▶ The input
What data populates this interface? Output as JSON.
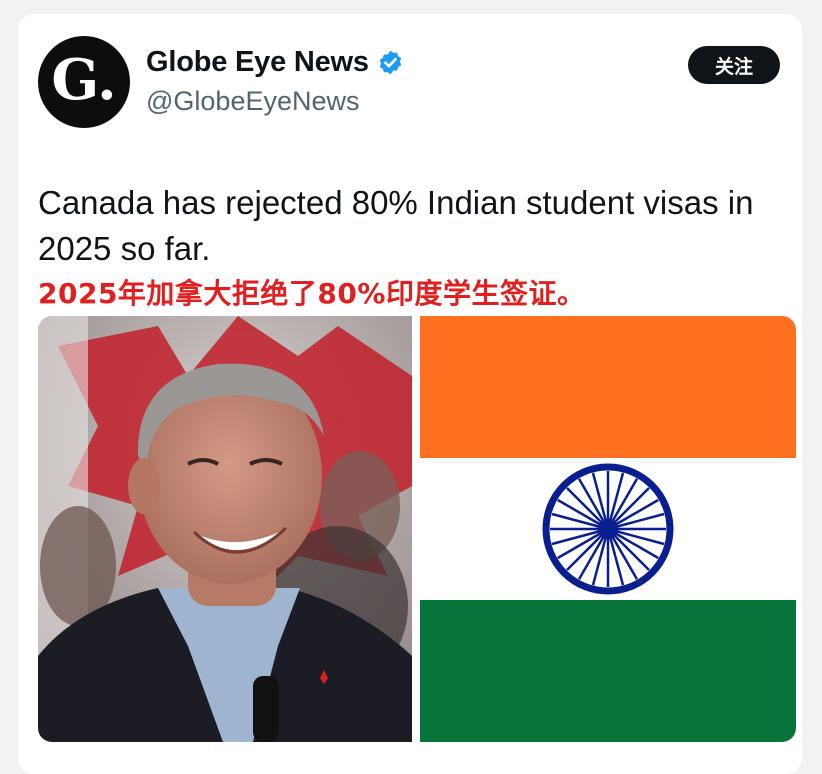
{
  "account": {
    "avatar_letter": "G.",
    "name": "Globe Eye News",
    "handle": "@GlobeEyeNews",
    "verified": true
  },
  "follow_button": {
    "label": "关注"
  },
  "tweet": {
    "text": "Canada has rejected 80% Indian student visas in 2025 so far.",
    "caption": "2025年加拿大拒绝了80%印度学生签证。"
  },
  "media": {
    "left": {
      "icon": "portrait-photo"
    },
    "right": {
      "icon": "india-flag",
      "colors": {
        "saffron": "#ff6f20",
        "white": "#ffffff",
        "green": "#07743a",
        "chakra": "#0a1f8f"
      }
    }
  },
  "colors": {
    "verified_blue": "#1d9bf0",
    "caption_red": "#e21f1f",
    "button_dark": "#0f1419"
  }
}
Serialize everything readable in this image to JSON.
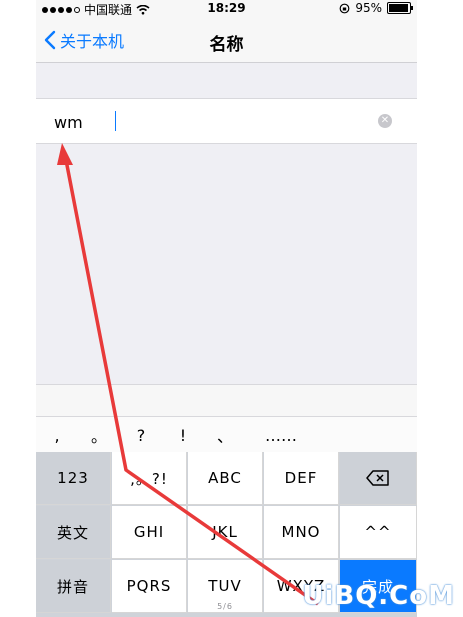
{
  "status_bar": {
    "carrier": "中国联通",
    "time": "18:29",
    "battery": "95%",
    "battery_level": 0.95
  },
  "nav": {
    "back_label": "关于本机",
    "title": "名称"
  },
  "name_field": {
    "value": "wm"
  },
  "punctuation": [
    ",",
    "。",
    "?",
    "!",
    "、",
    "……"
  ],
  "keyboard": {
    "row1": [
      "123",
      ",。?!",
      "ABC",
      "DEF"
    ],
    "row2": [
      "英文",
      "GHI",
      "JKL",
      "MNO",
      "^^"
    ],
    "row3": [
      "拼音",
      "PQRS",
      "TUV",
      "WXYZ",
      "完成"
    ],
    "tuv_sub": "5/6"
  },
  "watermark": "UiBQ.CoM",
  "colors": {
    "accent": "#0a7aff",
    "annotation": "#e83a3a"
  }
}
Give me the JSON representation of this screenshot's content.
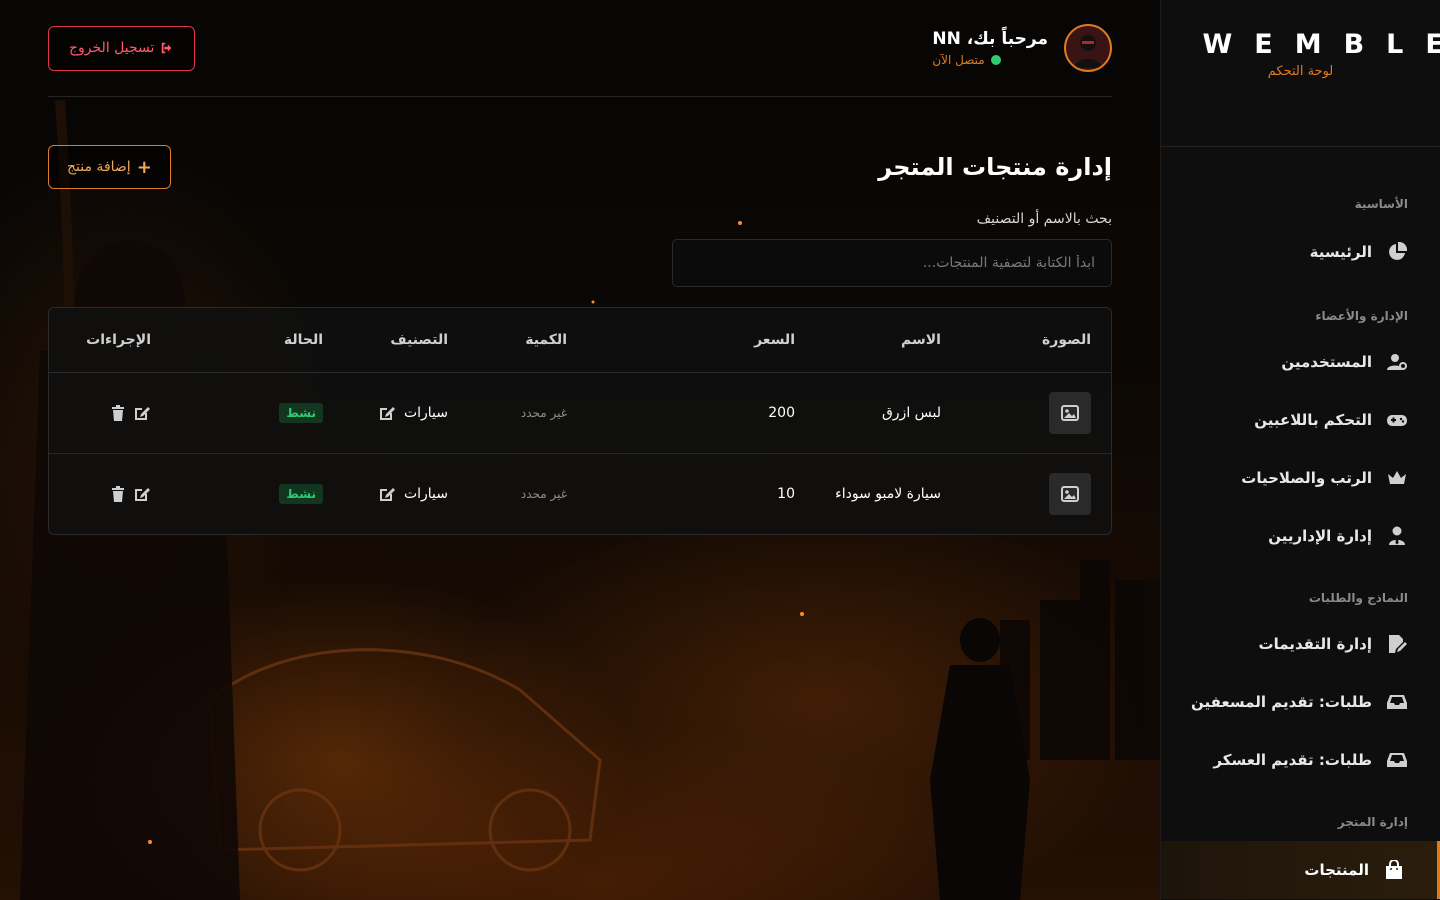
{
  "brand": {
    "name": "WEMBLEY",
    "subtitle": "لوحة التحكم"
  },
  "sidebar": {
    "sections": [
      {
        "title": "الأساسية",
        "items": [
          {
            "label": "الرئيسية",
            "icon": "pie-chart-icon"
          }
        ]
      },
      {
        "title": "الإدارة والأعضاء",
        "items": [
          {
            "label": "المستخدمين",
            "icon": "users-gear-icon"
          },
          {
            "label": "التحكم باللاعبين",
            "icon": "gamepad-icon"
          },
          {
            "label": "الرتب والصلاحيات",
            "icon": "crown-icon"
          },
          {
            "label": "إدارة الإداريين",
            "icon": "user-tie-icon"
          }
        ]
      },
      {
        "title": "النماذج والطلبات",
        "items": [
          {
            "label": "إدارة التقديمات",
            "icon": "file-edit-icon"
          },
          {
            "label": "طلبات: تقديم المسعفين",
            "icon": "inbox-icon"
          },
          {
            "label": "طلبات: تقديم العسكر",
            "icon": "inbox-icon"
          }
        ]
      },
      {
        "title": "إدارة المتجر",
        "items": [
          {
            "label": "المنتجات",
            "icon": "shopping-bag-icon",
            "active": true
          }
        ]
      }
    ]
  },
  "header": {
    "welcome": "مرحباً بك، NN",
    "status": "متصل الآن",
    "logout_label": "تسجيل الخروج"
  },
  "page": {
    "title": "إدارة منتجات المتجر",
    "add_label": "إضافة منتج",
    "search_label": "بحث بالاسم أو التصنيف",
    "search_placeholder": "ابدأ الكتابة لتصفية المنتجات..."
  },
  "table": {
    "headers": [
      "الصورة",
      "الاسم",
      "السعر",
      "الكمية",
      "التصنيف",
      "الحالة",
      "الإجراءات"
    ],
    "rows": [
      {
        "name": "لبس ازرق",
        "price": "200",
        "qty": "غير محدد",
        "category": "سيارات",
        "status": "نشط"
      },
      {
        "name": "سيارة لامبو سوداء",
        "price": "10",
        "qty": "غير محدد",
        "category": "سيارات",
        "status": "نشط"
      }
    ]
  },
  "colors": {
    "accent": "#e07a1f",
    "danger": "#e0334a",
    "success": "#2ecc71"
  }
}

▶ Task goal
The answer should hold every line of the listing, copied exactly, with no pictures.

▶ Output of the task
What data populates this interface? Output as JSON.
{
  "account": {
    "avatar_letter": "G.",
    "name": "Globe Eye News",
    "handle": "@GlobeEyeNews",
    "verified": true
  },
  "follow_button": {
    "label": "关注"
  },
  "tweet": {
    "text": "Canada has rejected 80% Indian student visas in 2025 so far.",
    "caption": "2025年加拿大拒绝了80%印度学生签证。"
  },
  "media": {
    "left": {
      "icon": "portrait-photo"
    },
    "right": {
      "icon": "india-flag",
      "colors": {
        "saffron": "#ff6f20",
        "white": "#ffffff",
        "green": "#07743a",
        "chakra": "#0a1f8f"
      }
    }
  },
  "colors": {
    "verified_blue": "#1d9bf0",
    "caption_red": "#e21f1f",
    "button_dark": "#0f1419"
  }
}
Serialize everything readable in this image to JSON.
{
  "status_bar": {
    "carrier": "中国联通",
    "time": "18:29",
    "battery": "95%",
    "battery_level": 0.95
  },
  "nav": {
    "back_label": "关于本机",
    "title": "名称"
  },
  "name_field": {
    "value": "wm"
  },
  "punctuation": [
    ",",
    "。",
    "?",
    "!",
    "、",
    "……"
  ],
  "keyboard": {
    "row1": [
      "123",
      ",。?!",
      "ABC",
      "DEF"
    ],
    "row2": [
      "英文",
      "GHI",
      "JKL",
      "MNO",
      "^^"
    ],
    "row3": [
      "拼音",
      "PQRS",
      "TUV",
      "WXYZ",
      "完成"
    ],
    "tuv_sub": "5/6"
  },
  "watermark": "UiBQ.CoM",
  "colors": {
    "accent": "#0a7aff",
    "annotation": "#e83a3a"
  }
}
Give me the JSON representation of this screenshot's content.
{
  "brand": {
    "name": "WEMBLEY",
    "subtitle": "لوحة التحكم"
  },
  "sidebar": {
    "sections": [
      {
        "title": "الأساسية",
        "items": [
          {
            "label": "الرئيسية",
            "icon": "pie-chart-icon"
          }
        ]
      },
      {
        "title": "الإدارة والأعضاء",
        "items": [
          {
            "label": "المستخدمين",
            "icon": "users-gear-icon"
          },
          {
            "label": "التحكم باللاعبين",
            "icon": "gamepad-icon"
          },
          {
            "label": "الرتب والصلاحيات",
            "icon": "crown-icon"
          },
          {
            "label": "إدارة الإداريين",
            "icon": "user-tie-icon"
          }
        ]
      },
      {
        "title": "النماذج والطلبات",
        "items": [
          {
            "label": "إدارة التقديمات",
            "icon": "file-edit-icon"
          },
          {
            "label": "طلبات: تقديم المسعفين",
            "icon": "inbox-icon"
          },
          {
            "label": "طلبات: تقديم العسكر",
            "icon": "inbox-icon"
          }
        ]
      },
      {
        "title": "إدارة المتجر",
        "items": [
          {
            "label": "المنتجات",
            "icon": "shopping-bag-icon",
            "active": true
          }
        ]
      }
    ]
  },
  "header": {
    "welcome": "مرحباً بك، NN",
    "status": "متصل الآن",
    "logout_label": "تسجيل الخروج"
  },
  "page": {
    "title": "إدارة منتجات المتجر",
    "add_label": "إضافة منتج",
    "search_label": "بحث بالاسم أو التصنيف",
    "search_placeholder": "ابدأ الكتابة لتصفية المنتجات..."
  },
  "table": {
    "headers": [
      "الصورة",
      "الاسم",
      "السعر",
      "الكمية",
      "التصنيف",
      "الحالة",
      "الإجراءات"
    ],
    "rows": [
      {
        "name": "لبس ازرق",
        "price": "200",
        "qty": "غير محدد",
        "category": "سيارات",
        "status": "نشط"
      },
      {
        "name": "سيارة لامبو سوداء",
        "price": "10",
        "qty": "غير محدد",
        "category": "سيارات",
        "status": "نشط"
      }
    ]
  },
  "colors": {
    "accent": "#e07a1f",
    "danger": "#e0334a",
    "success": "#2ecc71"
  }
}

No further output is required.